The Last Waltz is available as a digital rental on iTunes.
The director of Traffic and Ocean’s Eleven has long been one of our most interesting contemporary filmmakers, defined by an eagerness to experiment with the cinematic form and get hands-on (he often shoots and edits his own films), so it was only a matter of time before he’d make a documentary. Surprisingly, however, he’s only ever made one: 2010’s And Everything Is Going Fine. Back in 1996, Soderbergh worked with renowned monologist Gray Spalding on a film adaptation of one of his monologues, called Gray’s Anatomy; after Spalding died in 2004, Soderbergh sought to pay homage to him in this doc. Compiled entirely from archival footage edited together to create a final monologue of sorts, the result is quintessential Soderbergh — a clever use of the possibilities of cinema, without ever overshadowing the subject at hand.
You don’t have to dive deep into Oliver Stone’s filmography to know that the director has a fascination with real-life people and events (see: The Doors, JFK, Nixon, Alexander, World Trade Center, W., and now Snowden). You also don’t have to dive deep into the movies themselves to see Stone has a very unique perspective — unexpected and often controversial. Given his fascination, the only surprising thing about his turn to documentaries in 2003 with Comandante (the first of three films he made about Fidel Castro) is that it took him so long. Since then, he’s added a few more docs in between his narrative work: South of the Border, a history of leftist South American governments; Persona Non Grata, about the Israel-Palestine conflict; and The Untold History of the United States, which offers the director’s own take on American history. If those sound unexpected and possibly controversial, well, it wouldn’t be Oliver Stone if they weren’t.
Some might consider calling Orson Welles’ F for Fake a documentary something of a cheat — but the Citizen Kane director would have probably been pleased with that. In theory, F for Fake is a documentary about notorious art forger Elmyr de Hory, who is rumored to have sold thousands of fake artworks to galleries and museums. But the “doc” has something more trickster-like in mind. To give too much away spoils the fun, but know that F for Fake proves to be as much about forgery as it may be an act of forgery itself. In that way, it’s representative of Welles’ inability to make something ordinary. Even when he turned to documentary, he made something uniquely his own, full of cinematic magic and tricks.

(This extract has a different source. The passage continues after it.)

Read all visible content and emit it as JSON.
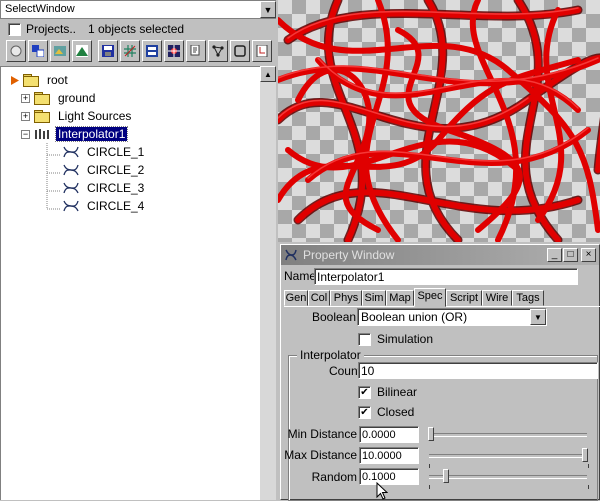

What are some of your favorite documentaries made by directors better known for their narrative work? Let us know in the comments!
Top Image: Still from Voyage of Time by Terrence Malick, in theaters October 7.